Yesterday, House Speaker John Boehner (R-OH) and Senate Minority Leader Mitch McConnell (R-KY) each made appointments to the U.S. Commission on International Religious Freedom, and both chose candidates known for infringing upon others’ religious freedom and fostering hate against minorities.
Boehner’s pick was Robert P. George, co-founder of the National Organization for Marriage, a group making headlines this week for its confidential memos revealing an intent to divide racial groups and scare parents as tactics to oppose marriage equality. George has explicitly participated in the effort to paint gays and lesbians as a threat to children through the Preserve Innocence project, for which he made a video warning about President Obama’s appointment of Kevin Jennings as Assistant Deputy Secretary for the Office of Safe and Drug-Free Schools. He also helped draft the Manhattan Declaration, which encourages Christians to defy the law to uphold their anti-gay, anti-choice beliefs. By working to ban same-sex marriage, George eagerly imposes upon the religious freedom of all faiths who support the freedom to marry.
George shares a connection to his fellow new appointee through their promotion of Islamophobia.
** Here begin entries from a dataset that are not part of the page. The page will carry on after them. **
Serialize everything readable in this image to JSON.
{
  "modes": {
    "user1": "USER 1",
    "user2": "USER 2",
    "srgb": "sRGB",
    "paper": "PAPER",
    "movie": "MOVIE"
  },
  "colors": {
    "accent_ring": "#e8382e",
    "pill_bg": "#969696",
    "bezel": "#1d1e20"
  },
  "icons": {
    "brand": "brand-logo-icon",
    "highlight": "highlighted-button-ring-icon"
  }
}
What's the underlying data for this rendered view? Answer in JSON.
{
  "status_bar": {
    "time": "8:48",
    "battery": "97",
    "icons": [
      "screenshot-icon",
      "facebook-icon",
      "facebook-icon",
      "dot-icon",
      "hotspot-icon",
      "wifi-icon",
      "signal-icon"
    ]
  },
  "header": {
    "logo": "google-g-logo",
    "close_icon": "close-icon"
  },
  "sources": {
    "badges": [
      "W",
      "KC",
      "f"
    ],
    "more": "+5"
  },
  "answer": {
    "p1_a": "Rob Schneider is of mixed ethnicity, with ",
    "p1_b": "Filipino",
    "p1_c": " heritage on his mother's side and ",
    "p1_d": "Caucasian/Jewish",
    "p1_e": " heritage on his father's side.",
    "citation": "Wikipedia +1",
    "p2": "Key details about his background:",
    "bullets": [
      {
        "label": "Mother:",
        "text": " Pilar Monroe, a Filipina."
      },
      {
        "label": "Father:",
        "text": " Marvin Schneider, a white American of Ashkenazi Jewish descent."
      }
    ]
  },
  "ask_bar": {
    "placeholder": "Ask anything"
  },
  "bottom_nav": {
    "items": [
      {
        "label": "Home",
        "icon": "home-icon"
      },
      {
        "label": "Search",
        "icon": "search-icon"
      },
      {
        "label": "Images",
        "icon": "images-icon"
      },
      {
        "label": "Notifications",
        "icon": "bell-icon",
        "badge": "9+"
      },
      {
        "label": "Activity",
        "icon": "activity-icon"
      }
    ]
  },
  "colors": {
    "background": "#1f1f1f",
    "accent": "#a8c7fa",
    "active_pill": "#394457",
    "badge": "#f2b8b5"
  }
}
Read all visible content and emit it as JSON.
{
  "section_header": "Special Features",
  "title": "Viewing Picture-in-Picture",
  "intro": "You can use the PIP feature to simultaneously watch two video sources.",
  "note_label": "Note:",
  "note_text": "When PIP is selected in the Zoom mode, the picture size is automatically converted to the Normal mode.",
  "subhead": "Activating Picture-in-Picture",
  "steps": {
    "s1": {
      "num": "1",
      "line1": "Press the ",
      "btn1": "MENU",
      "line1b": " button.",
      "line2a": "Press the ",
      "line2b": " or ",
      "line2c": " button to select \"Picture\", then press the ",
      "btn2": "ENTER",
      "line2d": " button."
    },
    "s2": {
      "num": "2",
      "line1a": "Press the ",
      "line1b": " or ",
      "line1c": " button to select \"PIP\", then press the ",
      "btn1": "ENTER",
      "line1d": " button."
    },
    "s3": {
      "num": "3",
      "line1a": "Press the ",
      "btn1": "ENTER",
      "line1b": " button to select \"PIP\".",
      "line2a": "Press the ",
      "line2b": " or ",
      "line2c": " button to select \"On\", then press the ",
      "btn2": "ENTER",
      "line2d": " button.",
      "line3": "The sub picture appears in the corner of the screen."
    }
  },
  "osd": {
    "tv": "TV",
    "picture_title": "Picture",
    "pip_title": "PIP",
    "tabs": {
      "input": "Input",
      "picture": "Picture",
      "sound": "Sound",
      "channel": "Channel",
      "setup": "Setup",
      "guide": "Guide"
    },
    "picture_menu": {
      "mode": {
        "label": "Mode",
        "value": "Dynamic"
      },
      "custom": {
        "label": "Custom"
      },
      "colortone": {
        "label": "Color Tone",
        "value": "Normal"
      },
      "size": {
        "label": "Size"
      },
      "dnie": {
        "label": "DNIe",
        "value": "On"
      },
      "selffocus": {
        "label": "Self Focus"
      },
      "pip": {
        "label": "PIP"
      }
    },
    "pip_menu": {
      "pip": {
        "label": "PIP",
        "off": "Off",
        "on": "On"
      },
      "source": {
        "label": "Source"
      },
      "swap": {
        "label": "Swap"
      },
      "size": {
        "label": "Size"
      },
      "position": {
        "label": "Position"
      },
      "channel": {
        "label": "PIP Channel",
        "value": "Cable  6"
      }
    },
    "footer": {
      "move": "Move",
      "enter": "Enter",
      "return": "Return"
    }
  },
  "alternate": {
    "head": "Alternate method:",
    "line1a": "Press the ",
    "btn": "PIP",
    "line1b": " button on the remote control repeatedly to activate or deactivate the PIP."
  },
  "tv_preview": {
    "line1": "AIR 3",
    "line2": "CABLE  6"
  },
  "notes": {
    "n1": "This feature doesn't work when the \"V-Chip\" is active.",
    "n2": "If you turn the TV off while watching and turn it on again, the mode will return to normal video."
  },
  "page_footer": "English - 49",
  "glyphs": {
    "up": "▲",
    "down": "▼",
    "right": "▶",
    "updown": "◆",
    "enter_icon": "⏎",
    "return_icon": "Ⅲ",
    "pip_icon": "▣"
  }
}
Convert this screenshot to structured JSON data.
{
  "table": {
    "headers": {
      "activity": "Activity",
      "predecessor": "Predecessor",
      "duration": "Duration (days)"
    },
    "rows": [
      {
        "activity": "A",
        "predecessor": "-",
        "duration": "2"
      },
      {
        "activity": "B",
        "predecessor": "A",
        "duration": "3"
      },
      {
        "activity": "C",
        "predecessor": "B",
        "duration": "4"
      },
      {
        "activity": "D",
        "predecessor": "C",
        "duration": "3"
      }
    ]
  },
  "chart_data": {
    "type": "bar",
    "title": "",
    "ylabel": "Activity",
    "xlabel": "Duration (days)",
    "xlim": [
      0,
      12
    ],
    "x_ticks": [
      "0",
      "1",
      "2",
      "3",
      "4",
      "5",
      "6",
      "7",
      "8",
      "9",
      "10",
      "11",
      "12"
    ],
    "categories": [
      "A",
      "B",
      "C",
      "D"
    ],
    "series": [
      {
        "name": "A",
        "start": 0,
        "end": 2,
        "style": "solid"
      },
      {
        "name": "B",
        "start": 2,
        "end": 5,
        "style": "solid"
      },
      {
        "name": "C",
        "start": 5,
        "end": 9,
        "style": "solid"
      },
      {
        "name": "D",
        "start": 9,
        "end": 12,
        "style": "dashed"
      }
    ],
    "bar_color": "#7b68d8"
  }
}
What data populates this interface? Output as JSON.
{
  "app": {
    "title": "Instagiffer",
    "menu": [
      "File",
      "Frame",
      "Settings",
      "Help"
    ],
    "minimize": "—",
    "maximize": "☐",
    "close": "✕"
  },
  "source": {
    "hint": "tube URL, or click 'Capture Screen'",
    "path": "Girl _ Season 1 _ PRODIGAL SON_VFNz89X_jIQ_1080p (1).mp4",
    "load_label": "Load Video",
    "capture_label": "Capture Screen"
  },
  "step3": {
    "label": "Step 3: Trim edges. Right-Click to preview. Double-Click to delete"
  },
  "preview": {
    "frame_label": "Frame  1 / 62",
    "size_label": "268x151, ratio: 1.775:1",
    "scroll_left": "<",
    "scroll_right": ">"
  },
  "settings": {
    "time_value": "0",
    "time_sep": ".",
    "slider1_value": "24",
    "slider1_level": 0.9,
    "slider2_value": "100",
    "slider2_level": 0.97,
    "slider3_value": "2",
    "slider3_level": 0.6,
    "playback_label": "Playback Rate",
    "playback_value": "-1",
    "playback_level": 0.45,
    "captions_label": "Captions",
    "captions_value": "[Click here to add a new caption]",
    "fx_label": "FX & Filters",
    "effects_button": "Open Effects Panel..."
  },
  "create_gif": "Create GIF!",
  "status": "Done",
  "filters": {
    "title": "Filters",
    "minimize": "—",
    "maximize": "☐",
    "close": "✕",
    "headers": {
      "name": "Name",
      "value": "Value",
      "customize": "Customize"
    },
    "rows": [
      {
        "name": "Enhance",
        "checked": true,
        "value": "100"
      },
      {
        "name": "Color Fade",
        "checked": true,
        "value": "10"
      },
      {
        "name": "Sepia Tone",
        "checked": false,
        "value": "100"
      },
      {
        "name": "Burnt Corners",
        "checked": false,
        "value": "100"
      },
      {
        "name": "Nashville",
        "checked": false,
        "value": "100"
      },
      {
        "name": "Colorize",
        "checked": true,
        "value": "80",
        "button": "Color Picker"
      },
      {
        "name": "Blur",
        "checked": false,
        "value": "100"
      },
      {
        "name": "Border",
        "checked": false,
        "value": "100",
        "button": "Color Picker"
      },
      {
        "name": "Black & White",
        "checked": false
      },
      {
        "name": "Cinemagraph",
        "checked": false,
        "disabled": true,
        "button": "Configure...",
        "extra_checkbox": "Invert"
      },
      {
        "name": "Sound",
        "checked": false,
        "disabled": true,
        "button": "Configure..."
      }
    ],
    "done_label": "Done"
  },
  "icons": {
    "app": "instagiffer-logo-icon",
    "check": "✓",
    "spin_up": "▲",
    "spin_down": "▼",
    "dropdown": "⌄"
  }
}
McConnell appointed Zuhdi Jasser for his pick, founder of the American Islamic Forum for Democracy. Most see Jasser as a “mere sock puppet” for those who spread animosity about the Muslim community, and Jasser’s group in turn has called the leadership of many U.S. Muslim groups “malignant.” He has testified before Rep. Peter King’s (R-NY) “radicalization” of Islam hearings and supports spying on innocent Muslims. Both Jasser’s group and the Bradley Foundation (of which George is a board member) featured heavily in last year’s Fear, Inc. report by the Center for American Progress, documenting the roots of the U.S. Islamophobia network. The Washington Post mistakenly described George as having a “less controversial profile” than Jasser.
These appointments are further evidence that the Republican agenda is not about defending so-called “religious liberty,” but about ensuring that their conservative values continue to have a prominent voice over other points of view.